Scarlett O’Hara, the main heroine in the 1939 film Gone with the Wind, wore a variety of stunning outfits. From large hoop skirts of the American Civil War era through early Victorian bustles of the early 1870s, the style covers 12 years.
What type of gown dresses were involved in this film?
For each important event, Scarlett wore a variety of outfits. They had a significant cultural impact. Here’s a rundown of the most famous ones, along with the scenarios in which she wore them.
The Green Wrapper
The Green Wrapper: Throughout the film, Scarlett wears six different gowns. When she tells Rhett that she has decided not to have any more children, she wears this green one. This dressing gown is constructed of a beautiful green velvet with loads of gold accents including beading, buttons, and lining. The sleeves are lengthy and graceful.
Scarlett’s Green Curtain Dress
Scarlett’s Green Curtain Dress is without a doubt the most famous of all Scarlett’s outfits, as it is made from her mother’s curtain. When Scarlett goes to Atlanta to entice Rhett for money to save Tara, she wears this dress.
This gown is constructed of olive and dark green velvet. The skirt is a hoop skirt with a broad waistband. The underskirt is olive green, while the remainder of the skirt is dark green. It has a label and a v-neckline. The sleeves are asymmetrical, with a droop on one side that resembles an angel sleeve. The gown is embellished with cording that matches the curtains. The outfit is completed with a black feathered hat and curtain fringe.

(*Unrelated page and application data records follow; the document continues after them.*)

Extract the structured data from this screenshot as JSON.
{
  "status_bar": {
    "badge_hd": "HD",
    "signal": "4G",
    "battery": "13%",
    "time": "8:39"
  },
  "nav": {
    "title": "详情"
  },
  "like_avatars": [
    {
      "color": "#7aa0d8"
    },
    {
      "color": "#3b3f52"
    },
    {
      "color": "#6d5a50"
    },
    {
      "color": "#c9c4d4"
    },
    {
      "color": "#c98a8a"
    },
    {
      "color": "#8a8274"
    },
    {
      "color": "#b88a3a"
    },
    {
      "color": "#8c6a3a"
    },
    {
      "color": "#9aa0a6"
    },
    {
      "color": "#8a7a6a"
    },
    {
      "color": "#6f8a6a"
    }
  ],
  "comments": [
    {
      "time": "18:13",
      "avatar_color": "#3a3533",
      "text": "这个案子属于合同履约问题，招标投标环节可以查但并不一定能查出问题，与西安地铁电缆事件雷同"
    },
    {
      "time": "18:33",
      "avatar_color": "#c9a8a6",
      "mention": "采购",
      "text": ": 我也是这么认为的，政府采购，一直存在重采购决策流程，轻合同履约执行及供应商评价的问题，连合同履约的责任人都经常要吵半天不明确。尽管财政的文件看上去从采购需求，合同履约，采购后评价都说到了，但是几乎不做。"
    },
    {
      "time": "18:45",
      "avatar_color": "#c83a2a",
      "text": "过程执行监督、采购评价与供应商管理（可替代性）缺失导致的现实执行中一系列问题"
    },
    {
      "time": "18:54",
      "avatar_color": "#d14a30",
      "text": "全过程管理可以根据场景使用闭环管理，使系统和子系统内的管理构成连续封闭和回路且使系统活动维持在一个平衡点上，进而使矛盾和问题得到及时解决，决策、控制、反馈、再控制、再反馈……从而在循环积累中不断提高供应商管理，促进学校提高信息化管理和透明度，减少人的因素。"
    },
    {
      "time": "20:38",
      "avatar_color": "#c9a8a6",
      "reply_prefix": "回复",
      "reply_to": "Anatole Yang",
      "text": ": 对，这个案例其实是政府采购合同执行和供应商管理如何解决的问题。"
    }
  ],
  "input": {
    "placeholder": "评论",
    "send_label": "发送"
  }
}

The Red Wrapper
The Red Wrapper: This gown was included in the film’s original poster. Scarlett’s most well-known dressing robe is the red wrapper. When she meets Rhett after Ashley’s birthday party, she wears it. When Rhett brings Scarlett up the stairs, she wears this. This is a much easier dressing to make than the green one. It’s constructed with a vibrant crimson velvet. The collar and cuffs of the sleeves are adorned with rows of white ruffles. The sleeves are flounced in a circular pattern. A red velvet band runs along the entrance, while a black band runs across the waist.
Scarlett’s Calico Dress
Scarlett’s Calico Dress: Throughout the film, Scarlett wears her calico dress a lot. She first wears it when she and Melanie are tending to some troops. She wears it with a Civil War Era petticoat in that scene. She subsequently wears it without the petticoat when Melanie gives birth, when they have to flee Atlanta during the siege, and when they are poor in Tara. Pink fabric with purple circles and yellow patterns. It features buttons running the length of the bodice. The dress has puffed sleeves for a while, however, the puff elements fade away over time.
Black Mourning Bustle
Scarlett wears the Black Mourning Bustle as she is mourning the death of her daughter, Bonnie. She wears it when Melanie dies and Rhett abandons her at the end of the film. It’s especially notable because she’s wearing it when the famous sentence is spoken and it’s the last costume she’s seen in. This gown, like the Mill Dress, is an example of the 1870s bustle. Velvet is used to make it. It had a shoulder cape and a standing collar. The garment is finished with a huge enormous cameo brooch. Scarlett wears a variety of mourning gowns, but this one stands out as the most distinctive and gorgeous.
Scarlett is entertaining two young suitors in the opening scene of Gone with the Wing and learning some local gossip about the man she loves, Ashley Wilkes, who is set to marry someone else. Tara is wearing this innocent ruffle dress while sitting on the veranda of her family’s house. It’s known as the prayer gown because she devises a scheme to marry Ashley with the help of her family. This dress has a light white tone with a red waist belt. It has wide Civil War petticoats, layers upon layers of lace frills, and adorable puffed sleeves. It’s a very pretty dress.
The Spring Dress in Green This low-cut dress is worn by Scarlett to the Wilkes’ BBQ. Mammy thought this dress was too low-cut for the occasion. It has ruffles around the neckline, a green velvet ribbon running through it, and small bows at the shoulders. The name is enhanced by a white cloth with a green spring motif. There is also a green velvet sash over the waist that matches the ribbons. The skirt is a famous wide hoop skirt from the Civil War era.
How to dress like Scarlett in this film
There is only one way to dress like Scarlett! Invest in vintage beautiful dresses from the 1900s, particularly the ones she wore so beautifully.